The collection at that moment was temporarily located in the house of Oiticica’s brother, Cesar Oiticica, because of a dispute between the Oiticica family and the city of Rio regarding unpaid fees for the lending of the works and, ironically, because of an an argument around the safe storage for these pieces. This past April, the Centro Municipal de Arte Hélio Oiticica opened a large retrospective of his work, which prompted the quarrel that resulted in their temporary relocation on Cesar Oiticica’s house in the Rio neighborhood of Jardim Botanico. Cesar Oiticica claimed that his house was conditioned with adequate alarms and climate control systems— which in any case didn’t help to prevent the fire.
It is true that fires happen everywhere and in the most secure institutions. But after the initial shock and mourning passes, there will be important questions to ask around the circumstances of this loss. Continue reading “Saudades of a collection”
A couple of weeks ago Tyler Green posted an interesting interview with New Museum director Lisa Phillips about her institution’s decision to put on shows drawn solely from various high profile collections (Dakis Joannou, New Museum trustee, will be the first beneficiary of the new curatorial program). I’m happy to debate the merits of such a program (I see the conflicts, but I also see the value too), but what caught my interest was this loaded question of Green’s:
Do you worry that your decision could reinforce the notion that art is a luxury owned by the privileged few rather than a means through which artists engage communities and nations and societies in a broader discourse?

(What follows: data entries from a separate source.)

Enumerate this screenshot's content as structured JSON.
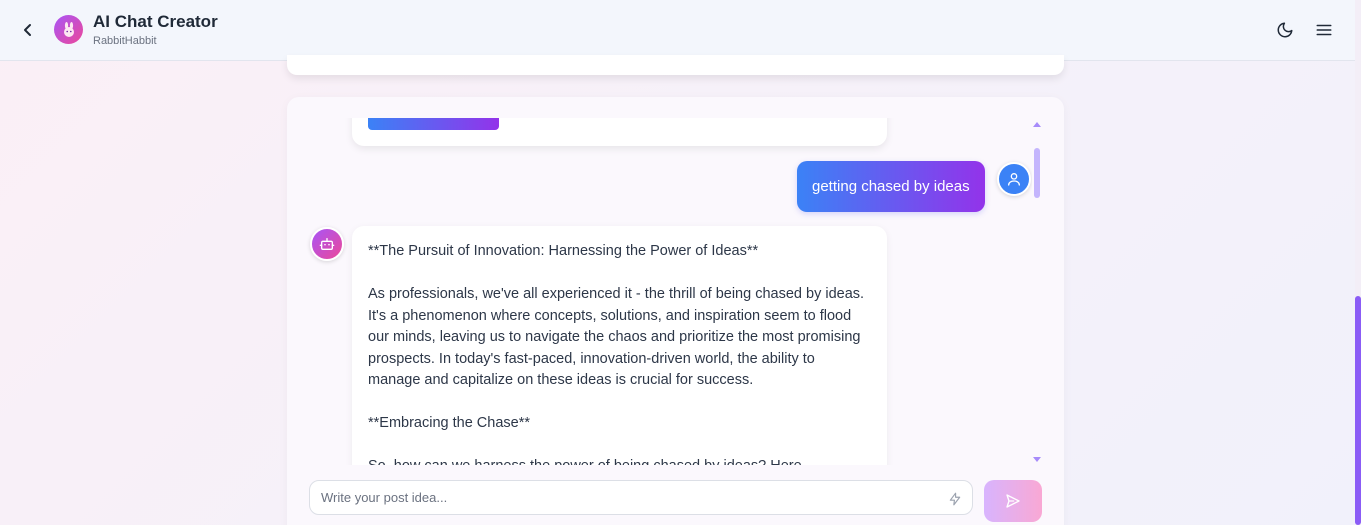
{
  "header": {
    "title": "AI Chat Creator",
    "subtitle": "RabbitHabbit",
    "icons": [
      "back-arrow-icon",
      "rabbit-logo-icon",
      "moon-icon",
      "menu-icon"
    ]
  },
  "chat": {
    "user_message": "getting chased by ideas",
    "bot_message": {
      "heading": "**The Pursuit of Innovation: Harnessing the Power of Ideas**",
      "paragraph1": "As professionals, we've all experienced it - the thrill of being chased by ideas. It's a phenomenon where concepts, solutions, and inspiration seem to flood our minds, leaving us to navigate the chaos and prioritize the most promising prospects. In today's fast-paced, innovation-driven world, the ability to manage and capitalize on these ideas is crucial for success.",
      "subheading": "**Embracing the Chase**",
      "paragraph2": "So, how can we harness the power of being chased by ideas? Here"
    }
  },
  "composer": {
    "placeholder": "Write your post idea...",
    "value": ""
  },
  "colors": {
    "accent_gradient_start": "#3b82f6",
    "accent_gradient_end": "#9333ea",
    "bot_avatar_start": "#a855f7",
    "bot_avatar_end": "#ec4899",
    "user_avatar": "#3b82f6"
  }
}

My response in reading this was: “Why can’t it be both?” That much art–and much of what we recognize as the best and most important art–has always been a luxury good is of course no defense for why it should or will always be so, but it seems to me that the opposition that Green puts into play here is a false one. I don’t see how a “luxury,” which I take simply to mean a good or service that comes with a high price tag, is inherently incapable of engaging with “communities and nations and societies.” Who “owns” this luxury, especially if that luxury is work of art, should have little to do with whether the work is engaged in a “broader discourse.” This leads me to a series of questions: Continue reading “Does who owns art change it?”
Move over, healthcare. The news of the day is the installation in the White House of 45 artworks that have been loaned to the Obama family by Washington museums. Ed Ruscha’s “I think I’ll…” painting will now refreshingly grace the private residence. One can imagine the staff meeting where they green-lighted the loan request for a work that openly addresses the theme of indecision—an unusual message for any politician, and quite a leap from the resolute cowboy sculptures that adorned the White House under its previous tenants. Other works to be installed offer a kind of visual Rorschach test of a culturally hyper-sensitive administration’s leanings and talk points. It’s a tasteful and astute mix, including abstract and figurative works, Caucasian and African American artists, living masters and dead ones. The aesthetic sweet spot of the Obama collection is somewhere in the neighborhood of Richard Diebenkorn. What does this all mean? And what should be hanging in the White House at this juncture?